**Assignment:** Filter out all lines without the word "marker" from the data below, please, and copy the rest.
BEGIN Data records
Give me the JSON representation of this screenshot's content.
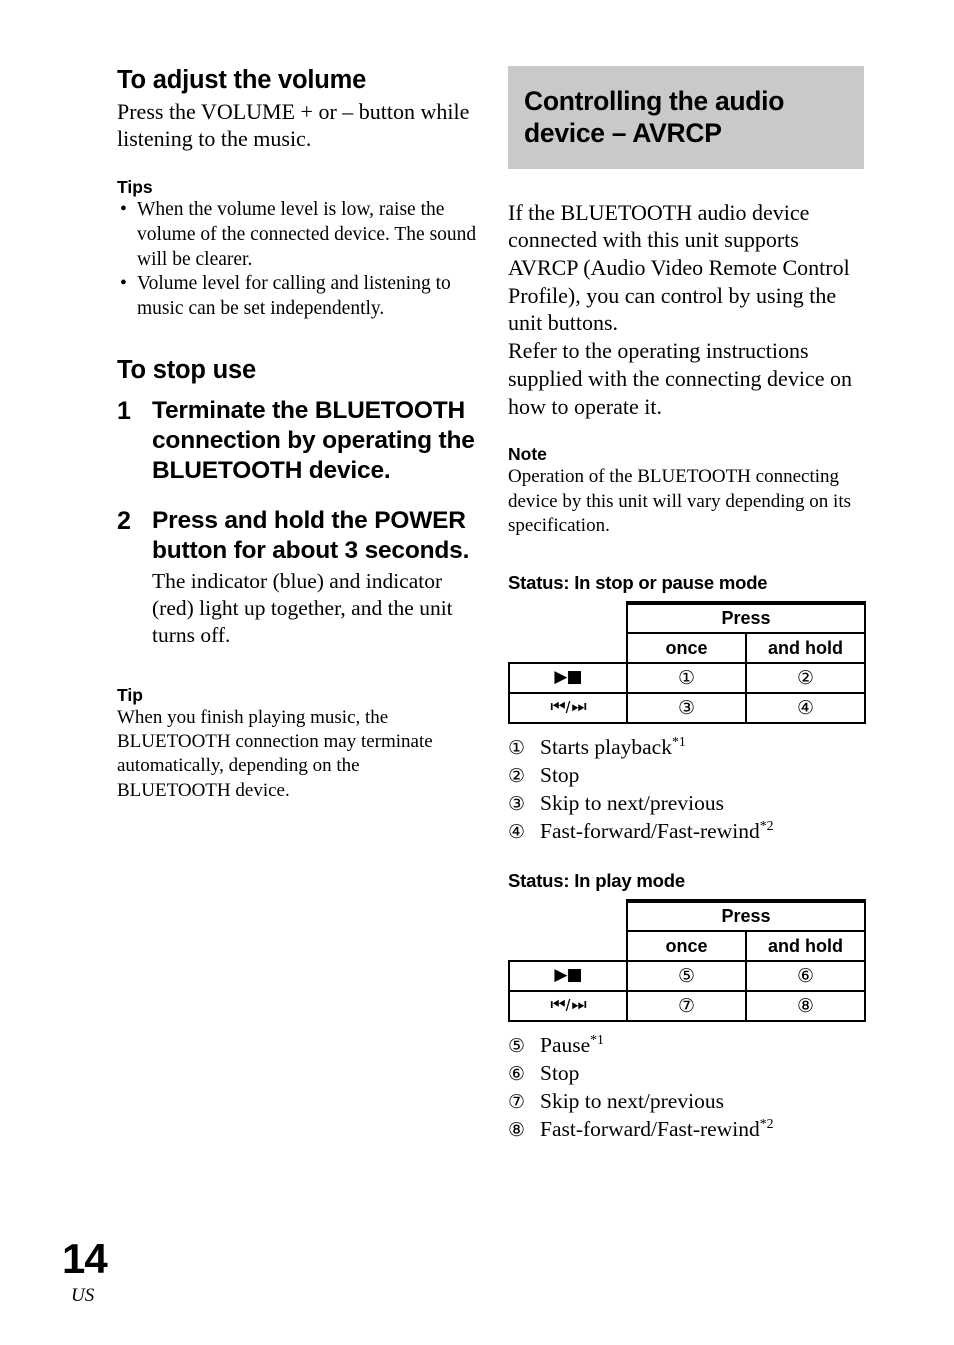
{
  "left_column": {
    "volume_section": {
      "heading": "To adjust the volume",
      "body": "Press the VOLUME + or – button while listening to the music.",
      "tips_heading": "Tips",
      "tips": [
        "When the volume level is low, raise the volume of the connected device. The sound will be clearer.",
        "Volume level for calling and listening to music can be set independently."
      ],
      "bullet_glyph": "•"
    },
    "stop_use_section": {
      "heading": "To stop use",
      "steps": [
        {
          "number": "1",
          "title": "Terminate the BLUETOOTH connection by operating the BLUETOOTH device.",
          "description": ""
        },
        {
          "number": "2",
          "title": "Press and hold the POWER button for about 3 seconds.",
          "description": "The indicator (blue) and indicator (red) light up together, and the unit turns off."
        }
      ],
      "tip_heading": "Tip",
      "tip_body": "When you finish playing music, the BLUETOOTH connection may terminate automatically, depending on the BLUETOOTH device."
    }
  },
  "right_column": {
    "title": "Controlling the audio device – AVRCP",
    "title_color": "#c9c9c9",
    "intro_paragraphs": [
      "If the BLUETOOTH audio device connected with this unit supports AVRCP (Audio Video Remote Control Profile), you can control by using the unit buttons.",
      "Refer to the operating instructions supplied with the connecting device on how to operate it."
    ],
    "note_heading": "Note",
    "note_body": "Operation of the BLUETOOTH connecting device by this unit will vary depending on its specification.",
    "tables": [
      {
        "status_heading": "Status: In stop or pause mode",
        "span_header": "Press",
        "col_headers": [
          "once",
          "and hold"
        ],
        "rows": [
          {
            "label_icon": "play-stop-icon",
            "cells": [
              "①",
              "②"
            ]
          },
          {
            "label_icon": "skip-prev-next-icon",
            "cells": [
              "③",
              "④"
            ]
          }
        ],
        "legend": [
          {
            "marker": "①",
            "text": "Starts playback",
            "footnote": "*1"
          },
          {
            "marker": "②",
            "text": "Stop",
            "footnote": ""
          },
          {
            "marker": "③",
            "text": "Skip to next/previous",
            "footnote": ""
          },
          {
            "marker": "④",
            "text": "Fast-forward/Fast-rewind",
            "footnote": "*2"
          }
        ]
      },
      {
        "status_heading": "Status: In play mode",
        "span_header": "Press",
        "col_headers": [
          "once",
          "and hold"
        ],
        "rows": [
          {
            "label_icon": "play-stop-icon",
            "cells": [
              "⑤",
              "⑥"
            ]
          },
          {
            "label_icon": "skip-prev-next-icon",
            "cells": [
              "⑦",
              "⑧"
            ]
          }
        ],
        "legend": [
          {
            "marker": "⑤",
            "text": "Pause",
            "footnote": "*1"
          },
          {
            "marker": "⑥",
            "text": "Stop",
            "footnote": ""
          },
          {
            "marker": "⑦",
            "text": "Skip to next/previous",
            "footnote": ""
          },
          {
            "marker": "⑧",
            "text": "Fast-forward/Fast-rewind",
            "footnote": "*2"
          }
        ]
      }
    ],
    "icons": {
      "play": "▶",
      "stop": "■",
      "skip_prev": "⏮",
      "skip_next": "⏭",
      "separator": "/"
    }
  },
  "footer": {
    "page_number": "14",
    "region": "US"
  }
}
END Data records
**Solution for this task:**
            "marker": "①",
            "marker": "②",
            "marker": "③",
            "marker": "④",
            "marker": "⑤",
            "marker": "⑥",
            "marker": "⑦",
            "marker": "⑧",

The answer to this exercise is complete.